NEWS
By Frederick N. Rasmussen, The Baltimore Sun | January 26, 2012
Ruth B. Gans, who had worked in Annapolis as a legislative aide and later for several state agencies, died Jan. 20 of a brain tumor and pneumonia at the Bellhaven Center for Rehabilitation & Nursing Care in Brookhaven, N.Y. The Fells Point resident was 76. The daughter of a manufacturer's representative and a homemaker, Ruth Bogart was born in New York City and moved with her family in 1943 to a home on Oswego Avenue in the Park Heights neighborhood...
SPORTS
By KEN ROSENTHAL | March 27, 1995
EAST RUTHERFORD, N.J. -- Big Country fishes at Kerr Lake. That's K-E-R-R, and he doesn't care that the secret is out, now that he's off to the Final Four."
NEWS
By JULES WEITCOVER and JULES WEITCOVER,Jules Witcover writes, with Jack Germond, a national political column for The Baltimore Sun | April 26, 1992
Washington. -- Barely ten weeks since the official start of the 1992 presidential nominating process in Iowa, the preference of a large number of eligible voters for America's next leader already seems to be in: None of the Above.Poll after poll shows that a significant segment of the electorate wishes that other candidates were running in both parties.
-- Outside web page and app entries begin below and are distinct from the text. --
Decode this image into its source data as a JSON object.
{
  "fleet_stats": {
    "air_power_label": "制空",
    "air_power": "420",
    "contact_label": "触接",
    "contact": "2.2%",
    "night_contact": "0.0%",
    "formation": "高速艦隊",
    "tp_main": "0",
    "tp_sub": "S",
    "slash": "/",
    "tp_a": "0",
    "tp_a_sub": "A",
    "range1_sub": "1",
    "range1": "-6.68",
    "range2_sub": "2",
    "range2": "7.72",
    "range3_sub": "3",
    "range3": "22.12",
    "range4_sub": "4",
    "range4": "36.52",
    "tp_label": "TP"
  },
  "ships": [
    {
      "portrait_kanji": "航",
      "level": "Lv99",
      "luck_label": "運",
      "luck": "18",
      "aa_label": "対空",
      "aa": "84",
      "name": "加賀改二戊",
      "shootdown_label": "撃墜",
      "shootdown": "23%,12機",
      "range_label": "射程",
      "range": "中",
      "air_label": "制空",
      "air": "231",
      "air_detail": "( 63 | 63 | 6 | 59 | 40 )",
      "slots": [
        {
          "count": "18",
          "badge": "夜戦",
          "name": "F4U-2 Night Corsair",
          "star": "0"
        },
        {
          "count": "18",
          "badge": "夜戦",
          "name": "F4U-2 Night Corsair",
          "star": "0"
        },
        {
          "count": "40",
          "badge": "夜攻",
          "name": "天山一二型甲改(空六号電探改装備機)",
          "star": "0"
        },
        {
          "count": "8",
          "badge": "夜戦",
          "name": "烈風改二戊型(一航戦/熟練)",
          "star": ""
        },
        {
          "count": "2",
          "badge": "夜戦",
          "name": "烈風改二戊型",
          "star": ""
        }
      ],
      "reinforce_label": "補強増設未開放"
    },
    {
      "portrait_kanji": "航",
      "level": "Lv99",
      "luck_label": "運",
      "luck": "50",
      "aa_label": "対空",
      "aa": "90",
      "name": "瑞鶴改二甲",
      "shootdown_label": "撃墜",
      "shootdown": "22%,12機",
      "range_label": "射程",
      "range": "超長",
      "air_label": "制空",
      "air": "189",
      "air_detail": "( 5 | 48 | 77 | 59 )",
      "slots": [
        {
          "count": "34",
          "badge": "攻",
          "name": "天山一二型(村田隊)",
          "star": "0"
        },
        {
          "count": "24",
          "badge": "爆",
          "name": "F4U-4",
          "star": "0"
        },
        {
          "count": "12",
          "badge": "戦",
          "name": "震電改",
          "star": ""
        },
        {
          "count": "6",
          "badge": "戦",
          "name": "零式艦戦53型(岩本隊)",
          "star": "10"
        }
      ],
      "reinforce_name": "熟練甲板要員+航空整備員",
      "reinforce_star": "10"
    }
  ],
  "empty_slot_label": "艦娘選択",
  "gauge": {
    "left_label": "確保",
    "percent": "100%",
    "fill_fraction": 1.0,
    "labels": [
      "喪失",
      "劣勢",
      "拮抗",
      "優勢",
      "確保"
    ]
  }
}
The most recent survey by the Times Mirror Center for The People and The Press, for example, found fully two-thirds of all voters polled said they were unhappy with the choices available to them.
Baltimore Sun Articles
|
|
|
Please note the green-lined linked article text has been applied commercially without any involvement from our newsroom editors, reporters or any other editorial staff.